- Pressing the back button while the keyboard is on during a search does not remove focus from the search bar. This means that every time the user comes back to this screen, the keyboard comes out again. I was able to remove focus on search submit but could not find the solution to the back button yet.
Choosing not to fix or implement
Why have I not implemented these additional features or fixed these annoyances? Time. This is an interview project and although it does not have a hard deadline, the longer it takes to submit it, the less my chances will be.
Things don’t always go according to plan
That’s right. It’s probably due to lack of experience, but sometimes things must change. In my initial design, I designed it such that the thumbnail and actual image shown while viewing the image was separate. It still is, and I believe they should be so that thumbnail download doesn’t take too much time. I think it is better to download smaller images to increase performance, now that I have finished the application. However, I also had the not so great idea of downloading it all at once initially. That is, download both the thumbnail and actual image all at the same time, before showing the thumbnails to the user. I found that this method took an incredible amount of time; hence, I had to change the initial plan. Instead of downloading both the thumbnail and actual image, I then downloaded all the thumbnails when showing it to the user, and then only download the actual image when it is selected and shown to the user. This was also so much better in terms of memory. Only one actual image is downloaded rather than all of them.

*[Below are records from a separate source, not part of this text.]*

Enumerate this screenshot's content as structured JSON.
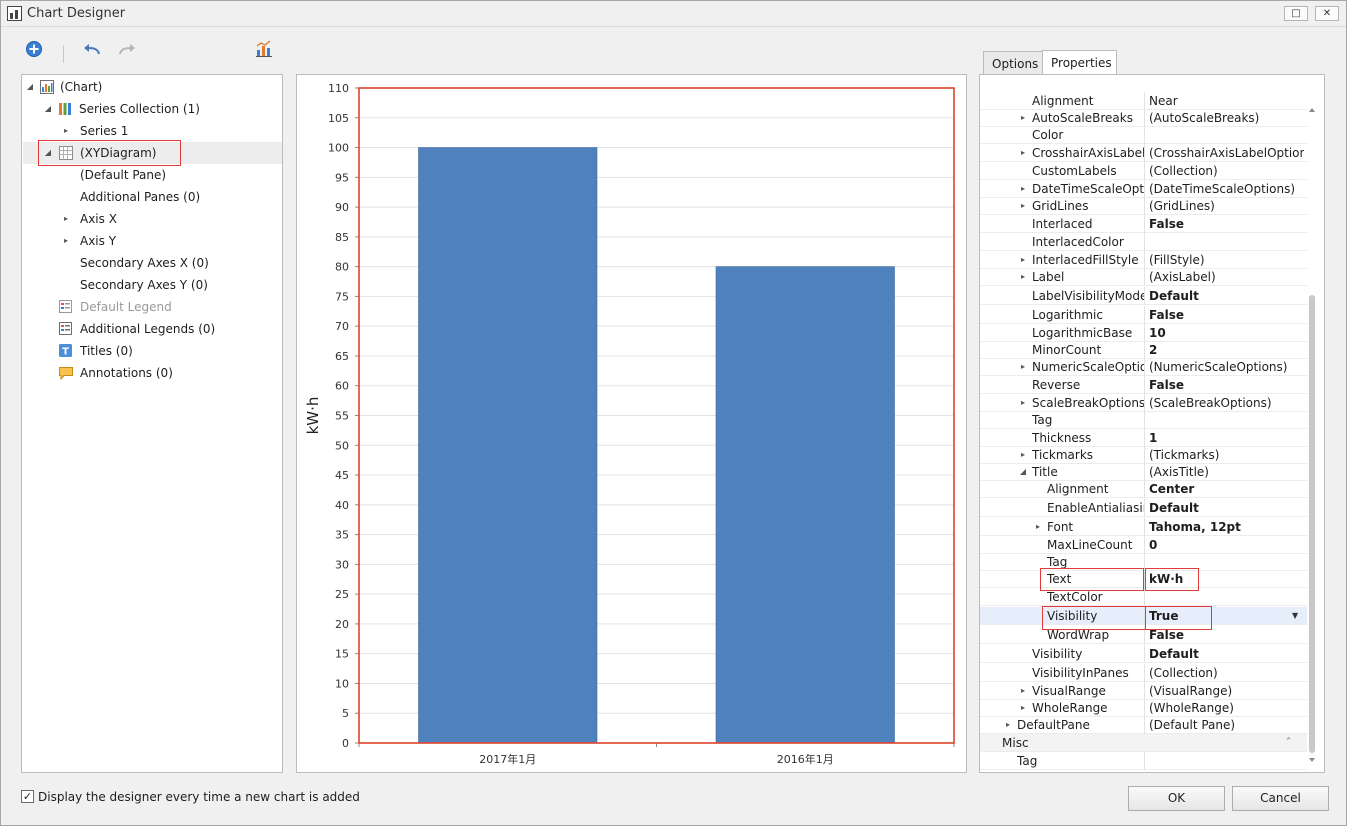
{
  "window": {
    "title": "Chart Designer"
  },
  "tree": {
    "items": [
      {
        "label": "(Chart)"
      },
      {
        "label": "Series Collection (1)"
      },
      {
        "label": "Series 1"
      },
      {
        "label": "(XYDiagram)"
      },
      {
        "label": "(Default Pane)"
      },
      {
        "label": "Additional Panes (0)"
      },
      {
        "label": "Axis X"
      },
      {
        "label": "Axis Y"
      },
      {
        "label": "Secondary Axes X (0)"
      },
      {
        "label": "Secondary Axes Y (0)"
      },
      {
        "label": "Default Legend"
      },
      {
        "label": "Additional Legends (0)"
      },
      {
        "label": "Titles (0)"
      },
      {
        "label": "Annotations (0)"
      }
    ]
  },
  "chart_data": {
    "type": "bar",
    "categories": [
      "2017年1月",
      "2016年1月"
    ],
    "series": [
      {
        "values": [
          100,
          80
        ],
        "color": "#4f81bd"
      }
    ],
    "ylabel": "kW·h",
    "ylim": [
      0,
      110
    ],
    "ytick_step": 5,
    "grid": true,
    "border_color": "#e0442a"
  },
  "tabs": [
    {
      "label": "Options"
    },
    {
      "label": "Properties"
    }
  ],
  "properties": {
    "rows": [
      {
        "name": "Alignment",
        "value": "Near"
      },
      {
        "name": "AutoScaleBreaks",
        "value": "(AutoScaleBreaks)"
      },
      {
        "name": "Color",
        "value": ""
      },
      {
        "name": "CrosshairAxisLabelOptions",
        "value": "(CrosshairAxisLabelOptions)"
      },
      {
        "name": "CustomLabels",
        "value": "(Collection)"
      },
      {
        "name": "DateTimeScaleOptions",
        "value": "(DateTimeScaleOptions)"
      },
      {
        "name": "GridLines",
        "value": "(GridLines)"
      },
      {
        "name": "Interlaced",
        "value": "False"
      },
      {
        "name": "InterlacedColor",
        "value": ""
      },
      {
        "name": "InterlacedFillStyle",
        "value": "(FillStyle)"
      },
      {
        "name": "Label",
        "value": "(AxisLabel)"
      },
      {
        "name": "LabelVisibilityMode",
        "value": "Default"
      },
      {
        "name": "Logarithmic",
        "value": "False"
      },
      {
        "name": "LogarithmicBase",
        "value": "10"
      },
      {
        "name": "MinorCount",
        "value": "2"
      },
      {
        "name": "NumericScaleOptions",
        "value": "(NumericScaleOptions)"
      },
      {
        "name": "Reverse",
        "value": "False"
      },
      {
        "name": "ScaleBreakOptions",
        "value": "(ScaleBreakOptions)"
      },
      {
        "name": "Tag",
        "value": ""
      },
      {
        "name": "Thickness",
        "value": "1"
      },
      {
        "name": "Tickmarks",
        "value": "(Tickmarks)"
      },
      {
        "name": "Title",
        "value": "(AxisTitle)"
      },
      {
        "name": "Alignment",
        "value": "Center"
      },
      {
        "name": "EnableAntialiasing",
        "value": "Default"
      },
      {
        "name": "Font",
        "value": "Tahoma, 12pt"
      },
      {
        "name": "MaxLineCount",
        "value": "0"
      },
      {
        "name": "Tag",
        "value": ""
      },
      {
        "name": "Text",
        "value": "kW·h"
      },
      {
        "name": "TextColor",
        "value": ""
      },
      {
        "name": "Visibility",
        "value": "True"
      },
      {
        "name": "WordWrap",
        "value": "False"
      },
      {
        "name": "Visibility",
        "value": "Default"
      },
      {
        "name": "VisibilityInPanes",
        "value": "(Collection)"
      },
      {
        "name": "VisualRange",
        "value": "(VisualRange)"
      },
      {
        "name": "WholeRange",
        "value": "(WholeRange)"
      },
      {
        "name": "DefaultPane",
        "value": "(Default Pane)"
      },
      {
        "name": "Misc",
        "value": ""
      },
      {
        "name": "Tag",
        "value": ""
      }
    ]
  },
  "footer": {
    "checkbox_label": "Display the designer every time a new chart is added",
    "ok_label": "OK",
    "cancel_label": "Cancel"
  },
  "icons": {
    "add": "add-circle-icon",
    "undo": "undo-icon",
    "redo": "redo-icon",
    "chart_wizard": "chart-wizard-icon"
  }
}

Another focus: Readability
Readability is probably one of the most important aspects of software development. Although this is not an application that will be maintained and looked at by a lot of people, I still believe how readable it is is extremely important. How did I improve readability?

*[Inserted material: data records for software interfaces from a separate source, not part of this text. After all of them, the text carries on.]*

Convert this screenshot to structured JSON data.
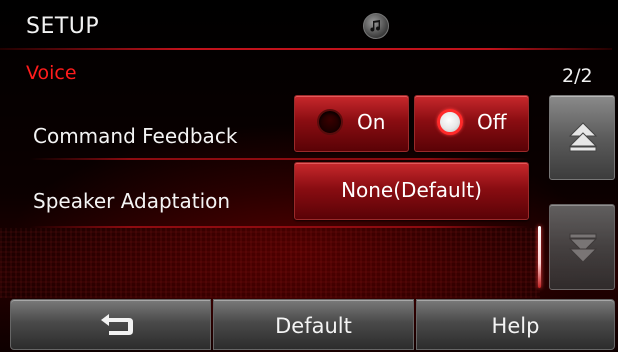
{
  "header": {
    "title": "SETUP",
    "center_icon": "music-note-icon"
  },
  "section": {
    "title": "Voice",
    "page_indicator": "2/2"
  },
  "settings": [
    {
      "label": "Command Feedback",
      "type": "radio-group",
      "options": [
        {
          "label": "On",
          "selected": false
        },
        {
          "label": "Off",
          "selected": true
        }
      ]
    },
    {
      "label": "Speaker Adaptation",
      "type": "button",
      "value": "None(Default)"
    }
  ],
  "scroll": {
    "up_icon": "scroll-up-icon",
    "down_icon": "scroll-down-icon",
    "down_enabled": false
  },
  "bottom_bar": {
    "back_icon": "back-arrow-icon",
    "default_label": "Default",
    "help_label": "Help"
  },
  "colors": {
    "accent_red": "#ff1c1c",
    "button_red": "#a3141a",
    "text": "#f4f4f4"
  }
}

- Explanatory class, function, and variable names, even if they are long
- Making functions as small as can be
- Making individual classes as small as can be
- Placing everything that can be placed in a function into a function
These bullets are the ideas that stood out to me the most while reading Clean Code by Uncle Bob.
I actually did not have much of a hard time in creating this app. Most of the time. Although, when I got to the part of learning and using the recyclerview-selection library, that was another matter. It’s not that it was really difficult to understand, I just needed some examples to understand how to use it and there was not many. There were also some terms in the documentations and guides that I did not really understand, and I could not find what they refer to. It did take a lot of trial and error to get it to work, but in the end, I was able to.
Things I learned
I learned an incredible amount creating this application, with application architecture probably being the most important one. Upon starting this application, I did not know how to download images. I did not know how to use RxJava or Retrofit, and to be honest, I did not even know Retrofit existed. I learned about the observer pattern, and am now planning to learn other patterns I will likely use in my software engineering journey. This experience has helped me so much as I have been planning to create and release an android application. I hope in time, I will have become a much better android developer and have created much more projects.
Thank you for reading this post!